Have a question?  How about a tip of your own?  Email me.



1.  My clear glass gets scummy.  What can I do about it?  This could be a number of things;  the flame could be too hot, or too dirty.  For example, MAPP gas on a hot head torch burns less clean than a propane/oxygen mix.  Your glass could have dirt and oils on it that you can't see.  Try cleaning the glass rods with alcohol on a cotton ball before you use it in the flame.  Also, I've read that Vetrofond transparent glass gets less scummy than Moretti glass, as does Lauscha.  These glasses are compatible with Moretti, so you can use them together. I just ordered some clear Lauscha and Vetrofond.  I'll run my own tests and let you know what I find out.  (Thanks to Micki from Iowa for this question!)

2. Is there a difference between Vetrofond and Moretti glass?   Both Vetrofond and Moretti (or Effetre) have the same COE (Co-efficient Of Expansion) of 104, which means that they are compatible and can be used together.  Another compatible glass is Lausha, which is German made.  However,  the glasses are made by different processes and may not react the same way with other glass or metals, or may have a different "feel".  I was fortunate to see Kate Fowle-Meleney give a demonstration at the BSGW Bazaar in November.  She mentioned that Vetrofond ivory behaves very differently from Moretti ivory. 

3.  How do you clean a hothead torch?  Hey, Micki!  I found an answer for your question. Just click on this link: .  If it doesn't work, let me know and I'll reprint it on this site!

4.  How do you place dots so they stay round?  Sometimes when newbie lampworkers make dots on a bead, they come out lumpy or pointy.  Sometimes the dots even pop off the entire bead!  All it takes to fix this is a little patience, and, in my case, math.  Well, counting, really.  When your bead is shaped how you want, place it in the "sweet spot" of the flame (usually just above where the inner flame cone ends, about an inch or two from the torch).  Rotate the bead to get an even glow.  Continue to rotate, but move the bead just behind the flame.  Wait for the glow to disappear, but the bead will still be hot.  Pick up your stringer and poke it through the flame to touch the bead where you want the dot.  WAIT!  Don't pull away too fast.  Count 1 second, allow the flame to burn off the stringer, then slowly pull the stringer back out of the flame.  To myself, I say the mantra "Touch, wait, pull, burn" to keep my timing consistent.  Now, put the bead back in the flame, and rotate it so the dot is pointing towards the ground (but still in the flame).  As you watch, the heat will smooth the lumpy dot and and make it gravitate towards the bead.  It's kind of like gravity in reverse.  You want to make sure the dot connects solidly with the bead.  You don't want it to look like a small sphere sitting atop the bead.
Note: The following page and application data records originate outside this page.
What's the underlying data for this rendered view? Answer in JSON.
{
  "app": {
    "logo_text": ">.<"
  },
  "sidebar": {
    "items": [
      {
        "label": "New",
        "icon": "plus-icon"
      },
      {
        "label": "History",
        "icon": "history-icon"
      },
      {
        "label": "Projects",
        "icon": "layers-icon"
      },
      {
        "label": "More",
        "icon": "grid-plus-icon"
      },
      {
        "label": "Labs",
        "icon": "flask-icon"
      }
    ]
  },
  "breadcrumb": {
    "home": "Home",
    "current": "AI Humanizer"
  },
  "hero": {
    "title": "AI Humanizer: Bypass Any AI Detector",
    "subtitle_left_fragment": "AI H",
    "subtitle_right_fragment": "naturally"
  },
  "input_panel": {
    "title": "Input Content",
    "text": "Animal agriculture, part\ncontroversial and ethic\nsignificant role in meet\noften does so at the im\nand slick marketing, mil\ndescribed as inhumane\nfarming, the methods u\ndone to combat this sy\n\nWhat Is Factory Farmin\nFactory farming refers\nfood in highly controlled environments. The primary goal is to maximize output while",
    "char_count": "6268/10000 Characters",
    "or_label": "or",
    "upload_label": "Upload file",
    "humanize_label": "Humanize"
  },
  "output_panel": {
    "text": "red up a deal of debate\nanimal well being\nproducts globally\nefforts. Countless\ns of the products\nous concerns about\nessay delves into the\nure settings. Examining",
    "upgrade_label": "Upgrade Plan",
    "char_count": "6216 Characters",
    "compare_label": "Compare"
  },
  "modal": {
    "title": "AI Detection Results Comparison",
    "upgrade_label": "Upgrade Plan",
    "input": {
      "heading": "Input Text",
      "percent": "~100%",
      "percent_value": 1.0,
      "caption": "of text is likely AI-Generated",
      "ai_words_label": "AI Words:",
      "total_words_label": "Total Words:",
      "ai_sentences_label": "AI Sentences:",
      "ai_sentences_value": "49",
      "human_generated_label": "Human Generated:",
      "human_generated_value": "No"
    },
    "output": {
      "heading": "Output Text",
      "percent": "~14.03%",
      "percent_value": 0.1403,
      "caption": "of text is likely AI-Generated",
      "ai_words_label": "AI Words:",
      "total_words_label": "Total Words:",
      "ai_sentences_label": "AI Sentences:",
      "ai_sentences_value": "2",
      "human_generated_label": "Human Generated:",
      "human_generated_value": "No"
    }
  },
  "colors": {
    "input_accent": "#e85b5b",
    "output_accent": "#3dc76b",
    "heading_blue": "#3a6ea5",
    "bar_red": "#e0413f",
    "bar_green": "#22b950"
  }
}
It should look more like a spike (without a sharp point, of course).  Rotate the bead to keep it warm.  Depending on the size of the dot, you may need to apply more heat until it fuses solidly.  When placing the next dot, go to the opposite side of the bead, where it is less molten. This will prevent the previous dot from accidentally burning in (unless you want it flat).  My students find this a very helpful piece of advice when first starting.  As you practice, you may find you can speed up the process.